I had a discussion with someone the other day about conversations and letters we exchanged early in our acquaintance. He asked me what I feel about them now that many years have passed. I laughed and said, “I can’t believe how full of shit they are.” He was pretty offended, even hurt (misinterpreting what I said, taking it personally). He explained that he had remembered the flow, the feeling and sense of possibility – and moreover, the intent – much more than he remembered the actual content. It made a lot of sense – he has always been more of a feeling and intent person. I, on the other hand, always hang onto the content itself (another dear friend said the other day, and I loved this: “as a person who values words so very very much, how when I am misled by words it’s not the words themselves but the complete lack of value that the speaker puts in them”. As always she hit the nail on the head; another great example of her eloquence and wisdom). It was perhaps the first time I really thought somewhat academically about content versus intent (even though I write all the time about people’s words versus actions, which is essentially the same debate). We cannot always know intent but as a part of analysis and “reading” people and moderating our own expectations, inferring/predicting intent may be our saving grace. Or at least save us a whole lot of trouble.

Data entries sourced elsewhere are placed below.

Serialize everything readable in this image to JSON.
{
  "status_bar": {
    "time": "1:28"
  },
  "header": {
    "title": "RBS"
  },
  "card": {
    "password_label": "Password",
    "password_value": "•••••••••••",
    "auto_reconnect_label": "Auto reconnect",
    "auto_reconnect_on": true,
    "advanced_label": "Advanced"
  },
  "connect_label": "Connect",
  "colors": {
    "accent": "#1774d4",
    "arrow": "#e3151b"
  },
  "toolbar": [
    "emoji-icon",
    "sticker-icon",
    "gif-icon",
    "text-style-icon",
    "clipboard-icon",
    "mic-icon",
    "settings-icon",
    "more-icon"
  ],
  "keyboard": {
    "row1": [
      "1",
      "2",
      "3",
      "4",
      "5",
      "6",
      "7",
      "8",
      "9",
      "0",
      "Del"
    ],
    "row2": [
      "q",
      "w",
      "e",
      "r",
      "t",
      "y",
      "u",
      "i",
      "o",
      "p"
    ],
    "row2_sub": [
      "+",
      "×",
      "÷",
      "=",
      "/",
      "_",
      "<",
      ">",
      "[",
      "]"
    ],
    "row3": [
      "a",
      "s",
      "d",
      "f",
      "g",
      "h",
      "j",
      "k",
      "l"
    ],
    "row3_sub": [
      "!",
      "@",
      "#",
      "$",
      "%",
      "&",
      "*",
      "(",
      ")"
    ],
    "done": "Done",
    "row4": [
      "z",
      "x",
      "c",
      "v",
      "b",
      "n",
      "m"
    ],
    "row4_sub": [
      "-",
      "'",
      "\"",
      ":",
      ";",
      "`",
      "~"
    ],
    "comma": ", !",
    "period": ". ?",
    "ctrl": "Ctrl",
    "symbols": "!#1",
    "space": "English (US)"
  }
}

On the other hand, acting on what you imagine someone’s intent may be is dangerous. It’s like arresting someone before they commit a crime or, like Trump, deciding that every Muslim or every refugee is some kind of terrorist sleeper agent. He “infers intent” – but based on nothing. That is the difference. You don’t assume someone’s intent without taking in the content and context in which it lives.

Photo (c) SDH Photography/Sebastian Davenport-Handley